SDCERA framed part of the amendment as a “reduction of the CIO fee” but many board members understood the move as a $750,000 bonus to Partridge and Integrity Capital for the first six months of the contract.
The amendment stipulated that Partridge and his firm would start out at roughly $11.5 million per year for the first six months, then drop to about $10 million a year. That translates to an extra $750,000 for the first six months. White insinuated that the extra money would cover some startup costs Partridge and the firm would incur.
Several board members said they felt blindsided by the amendment and refused to vote for it. It was eventually sent back for reworking.
Board member David Myers, said he “did not recall any discussion about startup costs.”
“This is the first I’ve heard of” the extra money, Myers said. “I don’t think that’s reasonable.”
The board seems willing to temper some of the exotic strategies.
It’s clear that the media spotlight is getting to many board members.
Investment advisers reminded the board that they had not yet put a cap – and could do so – on the amount of leverage used by investors in making their bets.
This will be a really interesting discussion to watch.

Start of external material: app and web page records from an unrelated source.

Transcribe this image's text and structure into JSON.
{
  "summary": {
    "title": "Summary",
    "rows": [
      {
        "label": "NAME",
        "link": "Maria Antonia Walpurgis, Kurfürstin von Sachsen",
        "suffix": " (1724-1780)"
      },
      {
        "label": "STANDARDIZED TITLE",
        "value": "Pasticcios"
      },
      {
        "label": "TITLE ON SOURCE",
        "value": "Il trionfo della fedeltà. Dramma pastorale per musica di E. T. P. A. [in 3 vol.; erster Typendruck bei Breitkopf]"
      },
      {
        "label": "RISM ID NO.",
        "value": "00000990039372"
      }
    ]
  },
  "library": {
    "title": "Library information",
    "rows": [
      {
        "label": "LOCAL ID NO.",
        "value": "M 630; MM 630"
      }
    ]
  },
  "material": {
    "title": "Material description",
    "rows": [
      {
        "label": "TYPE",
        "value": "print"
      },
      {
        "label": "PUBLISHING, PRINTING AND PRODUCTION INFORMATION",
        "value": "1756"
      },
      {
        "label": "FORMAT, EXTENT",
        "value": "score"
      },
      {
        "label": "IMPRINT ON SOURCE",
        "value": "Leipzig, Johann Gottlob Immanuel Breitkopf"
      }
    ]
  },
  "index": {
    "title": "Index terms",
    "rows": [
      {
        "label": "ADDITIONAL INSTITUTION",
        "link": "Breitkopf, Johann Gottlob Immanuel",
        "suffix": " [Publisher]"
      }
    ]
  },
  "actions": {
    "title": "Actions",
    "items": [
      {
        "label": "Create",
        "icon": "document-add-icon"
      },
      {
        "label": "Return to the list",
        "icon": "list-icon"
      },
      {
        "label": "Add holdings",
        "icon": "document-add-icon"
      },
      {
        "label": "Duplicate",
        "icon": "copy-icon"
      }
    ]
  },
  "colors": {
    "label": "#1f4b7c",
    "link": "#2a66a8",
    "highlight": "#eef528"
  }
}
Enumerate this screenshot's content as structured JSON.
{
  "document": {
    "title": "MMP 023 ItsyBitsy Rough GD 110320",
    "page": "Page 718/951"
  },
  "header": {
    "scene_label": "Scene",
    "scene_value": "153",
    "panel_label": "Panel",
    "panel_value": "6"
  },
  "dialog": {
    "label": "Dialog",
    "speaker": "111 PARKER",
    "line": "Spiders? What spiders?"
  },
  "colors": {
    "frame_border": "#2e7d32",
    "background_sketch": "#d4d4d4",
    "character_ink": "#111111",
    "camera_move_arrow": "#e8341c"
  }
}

Some board members are not happy with having so much market exposure.
White also said he was discussing with investors ways to potentially contain the leveraged investments (generally considered riskier investment tools) to one area that would not affect the rest of the fund if all goes bust. But the details on such an arrangement were not clear.
Some board members want more oversight of SDCERA’s investors.
For better or worse, Partridge and SDCERA’s investment advisers are absolutely confident in their strategy.
“Under the current strategy, we’ll enjoy the success of the strategy or we’ll be fired,” Partridge said.
But several board members said they wanted better performance metrics and oversight built into Partridge’s contract so that he is incentivized to be careful with taxpayer dollars.
Right now, Partridge’s contract lets him win – i.e., get paid millions – even if the county ends up losing.
Newcomer Begovich is an emerging voice.
Two critical votes involving the investment strategy and contract occurred in April and June, just before Samantha Begovich was sworn in to the board in July.
That didn’t stop her from speaking up.
“You’ve already read all the coverage,” Begovich said to Partridge. “Do you have any sense that we’re operating under this sort of blindness of denial … I haven’t found anybody who said this is an amazing plan other than us. Why is it that all the noise I hear is negative … Are we sure we are not operating in denial?”
Begovich is a prosecutor, and her exacting questions may force SDCERA and its investment advisers to explain themselves clearly – or get caught in their overly complicated explanations.
We’re talking about a pension board meeting here – it can get dull. A few people were nodding off in the audience during long-winded investment explanations, and I sneaked a shot:
Begovich brings some much-needed fire to the discussion.